* **Activity**: Which lines in the data below contain the word "지급명세서"? Copy each of them.

----- Provided data -----

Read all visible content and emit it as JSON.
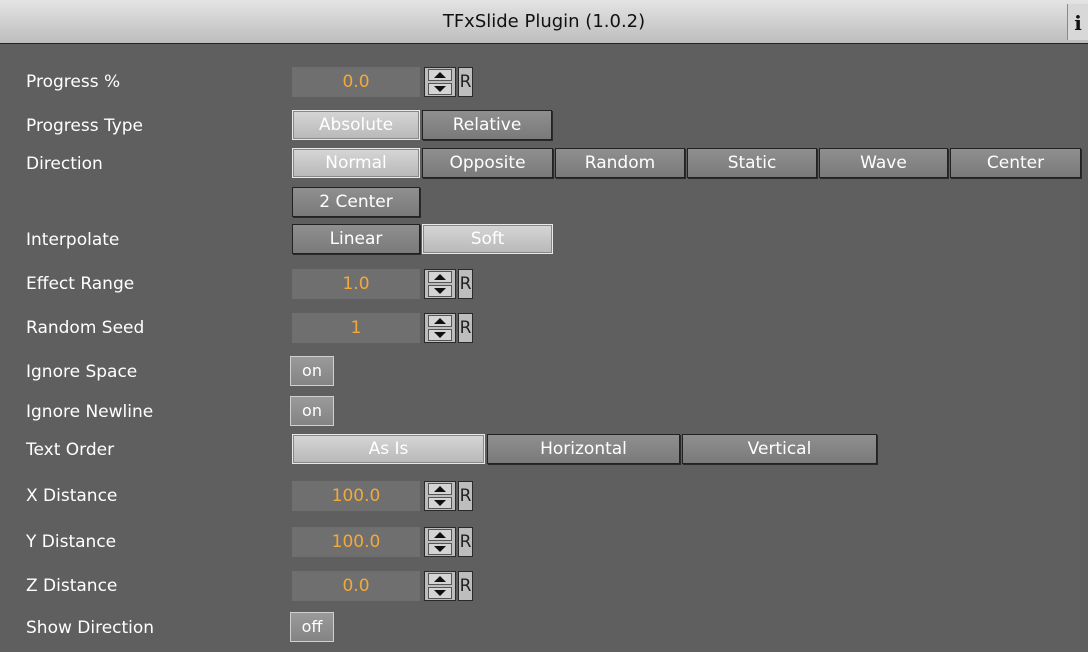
{
  "window": {
    "title": "TFxSlide Plugin (1.0.2)",
    "info_label": "i"
  },
  "rows": {
    "progress": {
      "label": "Progress %",
      "value": "0.0",
      "reset": "R"
    },
    "progress_type": {
      "label": "Progress Type",
      "options": [
        "Absolute",
        "Relative"
      ],
      "selected": "Absolute"
    },
    "direction": {
      "label": "Direction",
      "options": [
        "Normal",
        "Opposite",
        "Random",
        "Static",
        "Wave",
        "Center",
        "2 Center"
      ],
      "selected": "Normal"
    },
    "interpolate": {
      "label": "Interpolate",
      "options": [
        "Linear",
        "Soft"
      ],
      "selected": "Soft"
    },
    "effect_range": {
      "label": "Effect Range",
      "value": "1.0",
      "reset": "R"
    },
    "random_seed": {
      "label": "Random Seed",
      "value": "1",
      "reset": "R"
    },
    "ignore_space": {
      "label": "Ignore Space",
      "value": "on"
    },
    "ignore_newline": {
      "label": "Ignore Newline",
      "value": "on"
    },
    "text_order": {
      "label": "Text Order",
      "options": [
        "As Is",
        "Horizontal",
        "Vertical"
      ],
      "selected": "As Is"
    },
    "x_distance": {
      "label": "X Distance",
      "value": "100.0",
      "reset": "R"
    },
    "y_distance": {
      "label": "Y Distance",
      "value": "100.0",
      "reset": "R"
    },
    "z_distance": {
      "label": "Z Distance",
      "value": "0.0",
      "reset": "R"
    },
    "show_direction": {
      "label": "Show Direction",
      "value": "off"
    }
  },
  "colors": {
    "background": "#5f5f5f",
    "value_text": "#f3a93a",
    "title_bar": "#d0d0d0"
  }
}
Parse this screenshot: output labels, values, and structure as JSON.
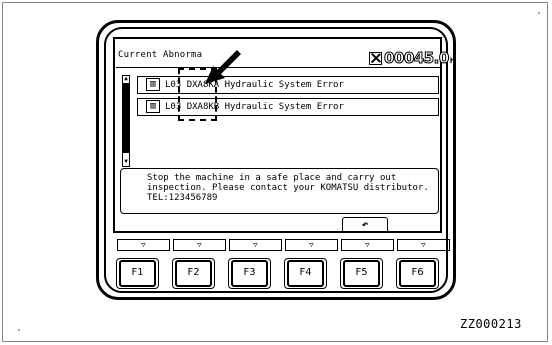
{
  "screen": {
    "title": "Current Abnorma",
    "hourmeter_value": "00045.0",
    "hourmeter_unit": "h"
  },
  "errors": [
    {
      "level": "L03",
      "code": "DXA8KA",
      "description": "Hydraulic System Error",
      "icon": "machine-icon"
    },
    {
      "level": "L03",
      "code": "DXA8KB",
      "description": "Hydraulic System Error",
      "icon": "machine-icon"
    }
  ],
  "message": {
    "line1": "Stop the machine in a safe place and carry out",
    "line2": "inspection. Please contact your KOMATSU distributor.",
    "line3": "TEL:123456789"
  },
  "function_keys": [
    "F1",
    "F2",
    "F3",
    "F4",
    "F5",
    "F6"
  ],
  "guide_icon": "▽",
  "back_icon": "↶",
  "figure_code": "ZZ000213"
}
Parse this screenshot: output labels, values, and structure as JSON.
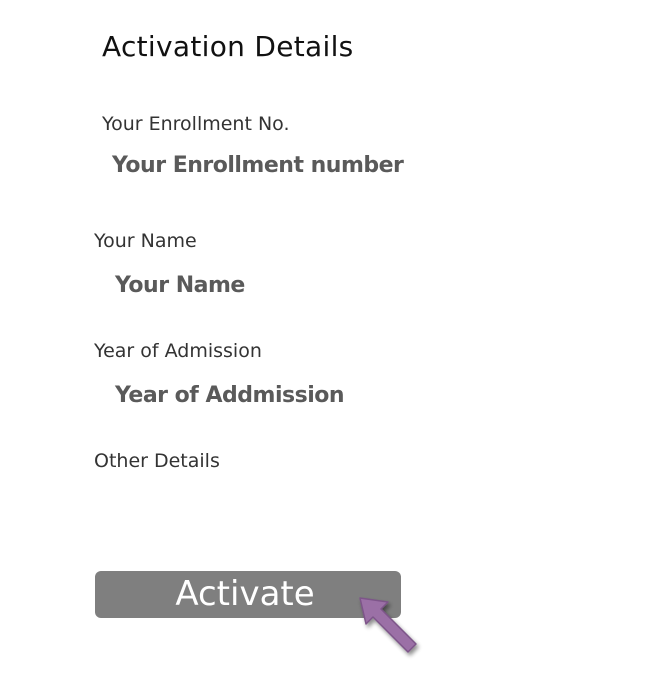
{
  "title": "Activation Details",
  "fields": {
    "enrollment": {
      "label": "Your Enrollment No.",
      "value": "Your Enrollment number"
    },
    "name": {
      "label": "Your Name",
      "value": "Your Name"
    },
    "year": {
      "label": "Year of Admission",
      "value": "Year of Addmission"
    },
    "other": {
      "label": "Other Details"
    }
  },
  "activate_button": {
    "label": "Activate"
  },
  "colors": {
    "button_bg": "#7f7f7f",
    "value_text": "#5a5a5a",
    "arrow": "#9b6fa6"
  },
  "icons": {
    "pointer": "arrow-pointer-icon"
  }
}
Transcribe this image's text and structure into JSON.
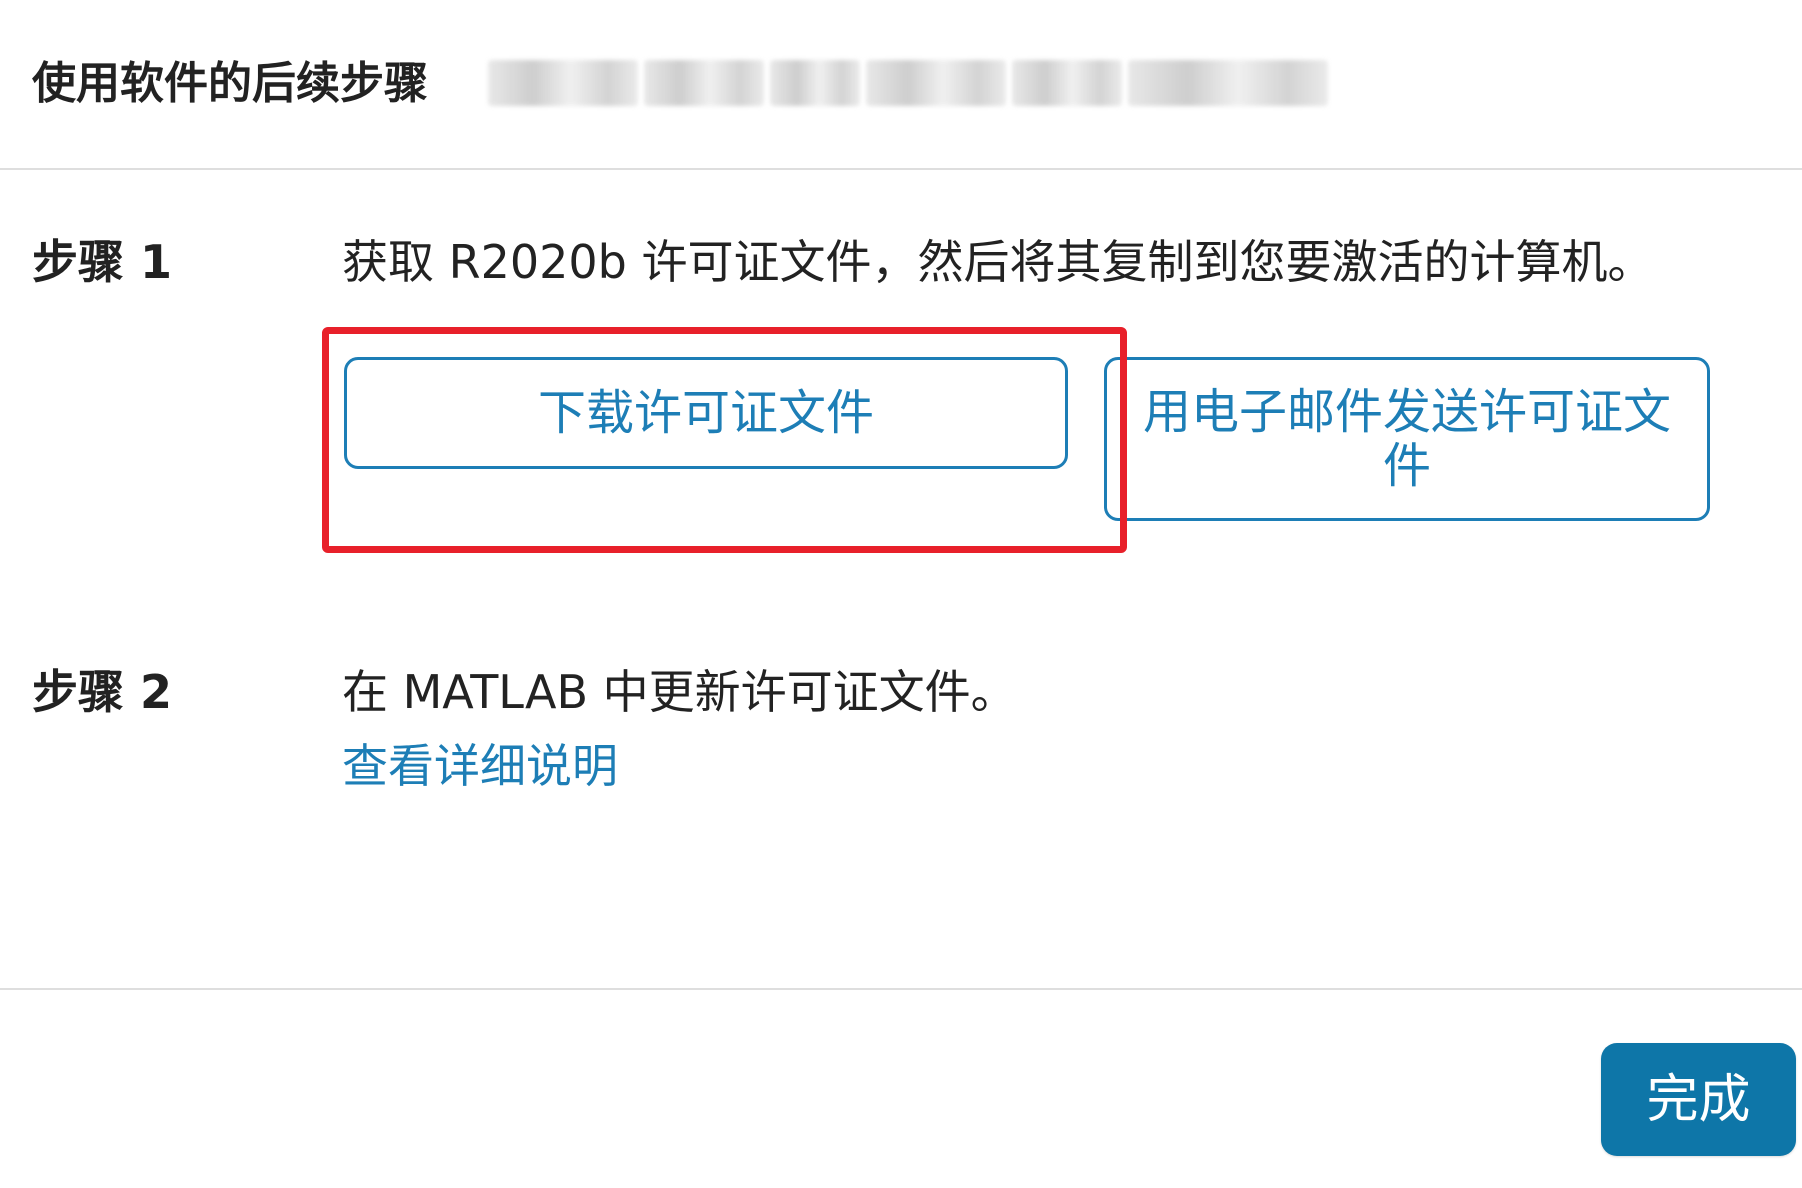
{
  "dialog": {
    "title": "使用软件的后续步骤"
  },
  "step1": {
    "label": "步骤 1",
    "text": "获取 R2020b 许可证文件，然后将其复制到您要激活的计算机。",
    "download_button": "下载许可证文件",
    "email_button": "用电子邮件发送许可证文件"
  },
  "step2": {
    "label": "步骤 2",
    "text": "在 MATLAB 中更新许可证文件。",
    "link": "查看详细说明"
  },
  "footer": {
    "done_button": "完成"
  },
  "colors": {
    "accent": "#1d7eb6",
    "primary_button": "#0e76a8",
    "highlight": "#e8202a"
  }
}
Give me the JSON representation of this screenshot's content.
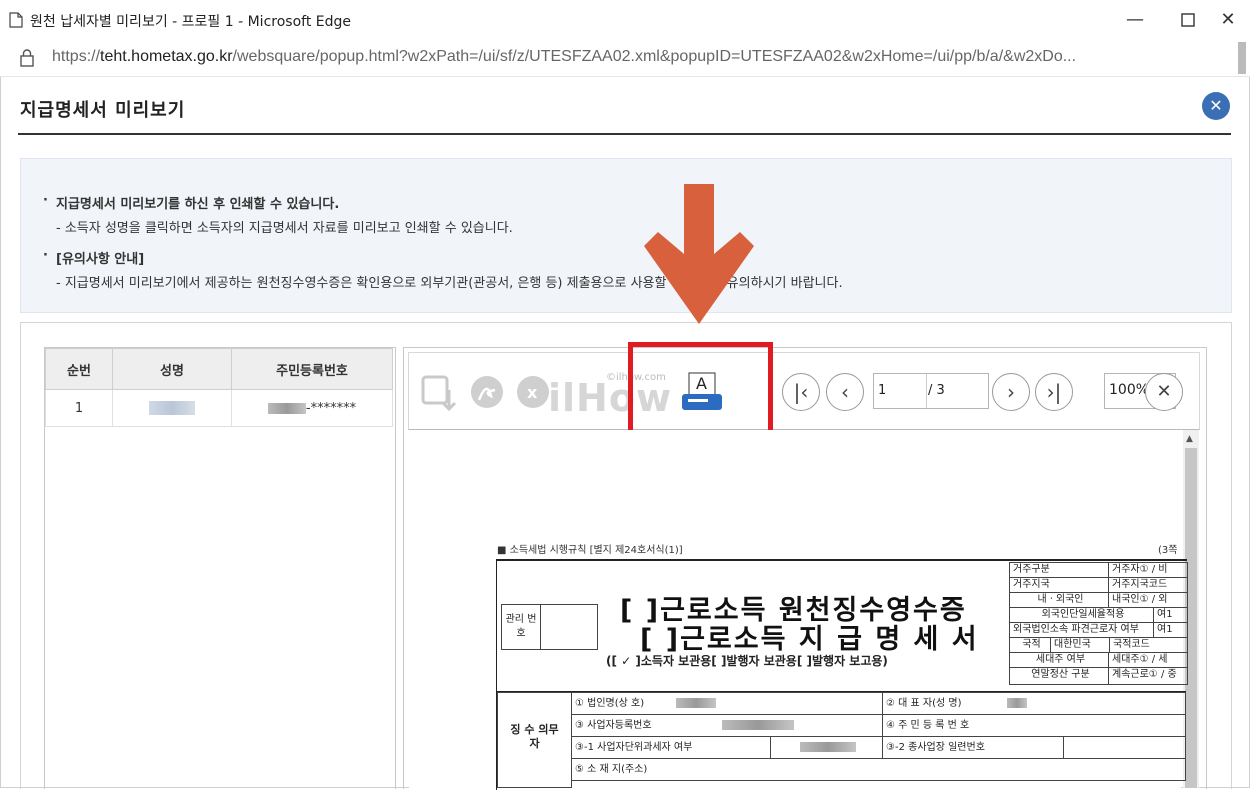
{
  "window": {
    "title": "원천 납세자별 미리보기 - 프로필 1 - Microsoft Edge",
    "url_prefix": "https://",
    "url_host": "teht.hometax.go.kr",
    "url_rest": "/websquare/popup.html?w2xPath=/ui/sf/z/UTESFZAA02.xml&popupID=UTESFZAA02&w2xHome=/ui/pp/b/a/&w2xDo..."
  },
  "popup": {
    "heading": "지급명세서 미리보기",
    "close_symbol": "✕"
  },
  "notice": {
    "line1": "지급명세서 미리보기를 하신 후 인쇄할 수 있습니다.",
    "line2": "- 소득자 성명을 클릭하면 소득자의 지급명세서 자료를 미리보고 인쇄할 수 있습니다.",
    "line3": "[유의사항 안내]",
    "line4": "- 지급명세서 미리보기에서 제공하는 원천징수영수증은 확인용으로 외부기관(관공서, 은행 등) 제출용으로 사용할 수 없으니 유의하시기 바랍니다."
  },
  "list": {
    "headers": [
      "순번",
      "성명",
      "주민등록번호"
    ],
    "rows": [
      {
        "no": "1",
        "rrn_suffix": "-*******"
      }
    ]
  },
  "viewer": {
    "page_current": "1",
    "page_total": "/ 3",
    "zoom": "100%",
    "watermark": "ilHow",
    "watermark_small": "©ilhow.com",
    "print_icon_letter": "A"
  },
  "document": {
    "header_left": "■ 소득세법 시행규칙 [별지 제24호서식(1)]",
    "header_right": "(3쪽",
    "mgmt_label": "관리 번호",
    "title1": "[  ]근로소득 원천징수영수증",
    "title2": "[  ]근로소득 지 급 명 세 서",
    "subtitle": "([ ✓ ]소득자 보관용[     ]발행자 보관용[     ]발행자 보고용)",
    "side_rows": [
      [
        "거주구분",
        "거주자① / 비"
      ],
      [
        "거주지국",
        "거주지국코드"
      ],
      [
        "내ㆍ외국인",
        "내국인① / 외"
      ],
      [
        "외국인단일세율적용",
        "여1"
      ],
      [
        "외국법인소속 파견근로자 여부",
        "여1"
      ],
      [
        "국적",
        "대한민국",
        "국적코드"
      ],
      [
        "세대주 여부",
        "세대주① / 세"
      ],
      [
        "연말정산 구분",
        "계속근로① / 중"
      ]
    ],
    "payer_label": "징 수 의무자",
    "payer_rows": [
      [
        "① 법인명(상 호)",
        "② 대 표 자(성 명)"
      ],
      [
        "③ 사업자등록번호",
        "④ 주 민 등 록 번 호"
      ],
      [
        "③-1 사업자단위과세자 여부",
        "③-2 종사업장 일련번호"
      ],
      [
        "⑤ 소 재 지(주소)"
      ]
    ]
  },
  "colors": {
    "accent": "#3a6fb6",
    "highlight": "#e11b22",
    "arrow": "#d9603c"
  }
}
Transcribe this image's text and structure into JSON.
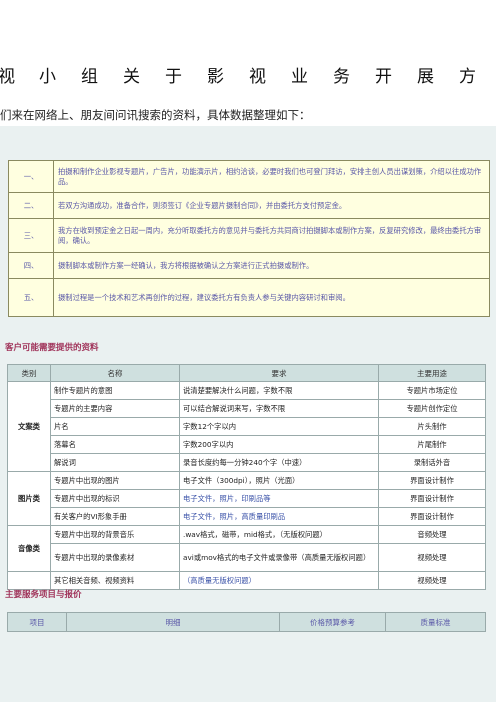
{
  "title_chars": [
    "视",
    "小",
    "组",
    "关",
    "于",
    "影",
    "视",
    "业",
    "务",
    "开",
    "展",
    "方"
  ],
  "intro": "们来在网络上、朋友间问讯搜索的资料，具体数据整理如下：",
  "process": [
    {
      "num": "一、",
      "text": "拍摄和制作企业影视专题片，广告片，功能演示片，相约洽谈，必要时我们也可登门拜访，安排主创人员出谋划策，介绍以往成功作品。"
    },
    {
      "num": "二、",
      "text": "若双方沟通成功，准备合作，则须签订《企业专题片摄制合同》，并由委托方支付预定金。"
    },
    {
      "num": "三、",
      "text": "我方在收到预定金之日起一周内，充分听取委托方的意见并与委托方共同商讨拍摄脚本或制作方案，反复研究修改，最终由委托方审阅，确认。"
    },
    {
      "num": "四、",
      "text": "摄制脚本或制作方案一经确认，我方将根据被确认之方案进行正式拍摄或制作。"
    },
    {
      "num": "五、",
      "text": "摄制过程是一个技术和艺术再创作的过程，建议委托方有负责人参与关键内容研讨和审阅。"
    }
  ],
  "materials_title": "客户可能需要提供的资料",
  "materials_headers": [
    "类别",
    "名称",
    "要求",
    "主要用途"
  ],
  "materials": [
    {
      "category": "文案类",
      "rows": [
        {
          "name": "制作专题片的意图",
          "req": "说清楚要解决什么问题，字数不限",
          "use": "专题片市场定位"
        },
        {
          "name": "专题片的主要内容",
          "req": "可以结合解说词来写，字数不限",
          "use": "专题片创作定位"
        },
        {
          "name": "片名",
          "req": "字数12个字以内",
          "use": "片头制作"
        },
        {
          "name": "落幕名",
          "req": "字数200字以内",
          "use": "片尾制作"
        },
        {
          "name": "解说词",
          "req": "录音长度约每一分钟240个字（中速）",
          "use": "录制话外音"
        }
      ]
    },
    {
      "category": "图片类",
      "rows": [
        {
          "name": "专题片中出现的图片",
          "req": "电子文件（300dpi），照片（光面）",
          "use": "界面设计制作"
        },
        {
          "name": "专题片中出现的标识",
          "req": "电子文件，照片，印刷品等",
          "use": "界面设计制作"
        },
        {
          "name": "有关客户的VI形象手册",
          "req": "电子文件，照片，高质量印刷品",
          "use": "界面设计制作"
        }
      ]
    },
    {
      "category": "音像类",
      "rows": [
        {
          "name": "专题片中出现的背景音乐",
          "req": ".wav格式，磁带，mid格式，（无版权问题）",
          "use": "音频处理"
        },
        {
          "name": "专题片中出现的录像素材",
          "req": "avi或mov格式的电子文件或录像带（高质量无版权问题）",
          "use": "视频处理"
        }
      ]
    },
    {
      "category": "",
      "rows": [
        {
          "name": "其它相关音频、视频资料",
          "req": "（高质量无版权问题）",
          "use": "视频处理"
        }
      ]
    }
  ],
  "services_title": "主要服务项目与报价",
  "services_headers": [
    "项目",
    "明细",
    "价格预算参考",
    "质量标准"
  ],
  "colors": {
    "panel": "#eaf1f1",
    "process_bg": "#ffffe0",
    "header_bg": "#cfe0df",
    "section_title": "#a0335a",
    "link_text": "#3a52a8"
  }
}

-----

* **Answer area**:
    "heading": "지급명세서 미리보기",
    "line1": "지급명세서 미리보기를 하신 후 인쇄할 수 있습니다.",
    "line2": "- 소득자 성명을 클릭하면 소득자의 지급명세서 자료를 미리보고 인쇄할 수 있습니다.",
    "line4": "- 지급명세서 미리보기에서 제공하는 원천징수영수증은 확인용으로 외부기관(관공서, 은행 등) 제출용으로 사용할 수 없으니 유의하시기 바랍니다."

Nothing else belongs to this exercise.